For instance, what are we to make of a legal system that gives a defendant a couple of hours (literally) to find a solicitor, a translator (since she could speak no English), and prepare and present a defence in court to a procedure about which she had literally no understanding? Or where a judge sits in judgement on a case where he himself is implicated as a recipient of one of the real estate discounts that started the whole procedure, and who had previously worked for the family law firm of the primary litigant (Lee Kuan Yew)? Or where a judge (not the same judge) can receive many sets of documents, each hundreds of pages thick and so badly copied and paginated as to substantially illegible and unreadable, and yet two and a half hours later bring down a legal judgement based on his considered legal interpretation of the implications of their contents? Or where a summons to chambers is issued by an appellant’s lawyers rather than by the court, but the court upholds it? Or where evidence that proves beyond all reasonable doubt the innocence of the defendant is not only refused admission in court, but all record of its existence is expunged from the record?
Seow has drawn primarily on court documents for his evidence, having been supplied with a complete set (included documents later expunged from the record) by Tang Liang Hong, who is now a de facto exile from Singapore. Fully the last third of the volume is occupied by transcriptions of some of the most damning court documents, including a fair sample of documents where Lee Kuan Yew and his allies condemn themselves by their own words. (Seow delights in using Lee’s own words to demonstrate his capriciousness and duplicity. At one point he was even able to cite Lee as his primary source to sustain his charge that Lee was the arch-manipulator of the proceedings.

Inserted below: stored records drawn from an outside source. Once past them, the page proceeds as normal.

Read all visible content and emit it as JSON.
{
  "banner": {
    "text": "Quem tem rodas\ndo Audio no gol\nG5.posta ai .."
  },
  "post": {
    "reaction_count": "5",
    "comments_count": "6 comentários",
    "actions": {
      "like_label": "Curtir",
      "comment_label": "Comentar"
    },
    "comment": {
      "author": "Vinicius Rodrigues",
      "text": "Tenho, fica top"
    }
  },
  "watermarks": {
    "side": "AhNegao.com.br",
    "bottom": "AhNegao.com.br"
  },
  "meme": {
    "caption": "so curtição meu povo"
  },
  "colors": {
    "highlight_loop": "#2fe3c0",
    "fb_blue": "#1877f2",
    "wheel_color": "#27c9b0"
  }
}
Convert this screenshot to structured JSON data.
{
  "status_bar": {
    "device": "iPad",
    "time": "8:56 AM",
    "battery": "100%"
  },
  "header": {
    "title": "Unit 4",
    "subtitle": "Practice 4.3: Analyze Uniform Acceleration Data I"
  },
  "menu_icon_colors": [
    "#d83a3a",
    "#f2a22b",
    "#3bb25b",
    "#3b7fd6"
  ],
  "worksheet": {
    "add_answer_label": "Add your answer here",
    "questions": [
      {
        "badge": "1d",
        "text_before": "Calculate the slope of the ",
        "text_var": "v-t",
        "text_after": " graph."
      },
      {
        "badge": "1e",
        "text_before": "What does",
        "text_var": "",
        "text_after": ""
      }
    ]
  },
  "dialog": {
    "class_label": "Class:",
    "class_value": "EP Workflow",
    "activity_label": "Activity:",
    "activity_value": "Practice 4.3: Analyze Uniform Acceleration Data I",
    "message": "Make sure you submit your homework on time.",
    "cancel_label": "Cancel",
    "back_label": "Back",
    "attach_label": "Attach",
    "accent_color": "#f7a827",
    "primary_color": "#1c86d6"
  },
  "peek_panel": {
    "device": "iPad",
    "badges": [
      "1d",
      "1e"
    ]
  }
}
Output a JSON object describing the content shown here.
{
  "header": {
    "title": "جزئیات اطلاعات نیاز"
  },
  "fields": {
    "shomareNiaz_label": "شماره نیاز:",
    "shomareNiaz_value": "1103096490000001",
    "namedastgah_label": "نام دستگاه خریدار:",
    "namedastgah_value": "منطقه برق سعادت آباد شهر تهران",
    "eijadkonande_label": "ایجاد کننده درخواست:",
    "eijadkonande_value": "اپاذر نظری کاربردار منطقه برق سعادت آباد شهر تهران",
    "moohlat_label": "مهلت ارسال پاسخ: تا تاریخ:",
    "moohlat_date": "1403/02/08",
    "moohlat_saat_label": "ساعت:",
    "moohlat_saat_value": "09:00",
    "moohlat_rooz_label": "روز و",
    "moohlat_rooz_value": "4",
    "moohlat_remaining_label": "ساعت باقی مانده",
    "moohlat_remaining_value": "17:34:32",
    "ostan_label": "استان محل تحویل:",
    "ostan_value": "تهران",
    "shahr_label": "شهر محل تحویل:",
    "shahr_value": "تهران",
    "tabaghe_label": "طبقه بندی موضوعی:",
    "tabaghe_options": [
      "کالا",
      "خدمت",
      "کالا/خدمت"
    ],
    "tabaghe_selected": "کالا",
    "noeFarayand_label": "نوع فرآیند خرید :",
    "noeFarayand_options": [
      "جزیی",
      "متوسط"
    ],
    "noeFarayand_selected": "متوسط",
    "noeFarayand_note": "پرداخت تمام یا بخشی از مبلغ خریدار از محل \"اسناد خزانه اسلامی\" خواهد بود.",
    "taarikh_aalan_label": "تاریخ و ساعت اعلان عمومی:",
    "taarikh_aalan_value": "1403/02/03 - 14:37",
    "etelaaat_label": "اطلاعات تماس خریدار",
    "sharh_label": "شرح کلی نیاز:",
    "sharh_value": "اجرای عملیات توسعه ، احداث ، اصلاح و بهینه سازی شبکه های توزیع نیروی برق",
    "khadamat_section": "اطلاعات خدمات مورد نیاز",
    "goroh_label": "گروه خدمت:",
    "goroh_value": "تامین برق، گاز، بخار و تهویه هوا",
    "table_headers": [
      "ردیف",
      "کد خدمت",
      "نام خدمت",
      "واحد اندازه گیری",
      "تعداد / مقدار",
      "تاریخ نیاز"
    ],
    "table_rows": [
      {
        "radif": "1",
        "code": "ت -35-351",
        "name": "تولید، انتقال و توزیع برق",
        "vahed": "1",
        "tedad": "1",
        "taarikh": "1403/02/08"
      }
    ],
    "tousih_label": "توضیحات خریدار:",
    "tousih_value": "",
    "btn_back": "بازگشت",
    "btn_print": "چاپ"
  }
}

Seow tends to overplay his hand when using this technique, but Lee’s arrogance and peremptory choice of words do rather lend themselves to ridicule.)
This is a powerful book, but it could have been much more.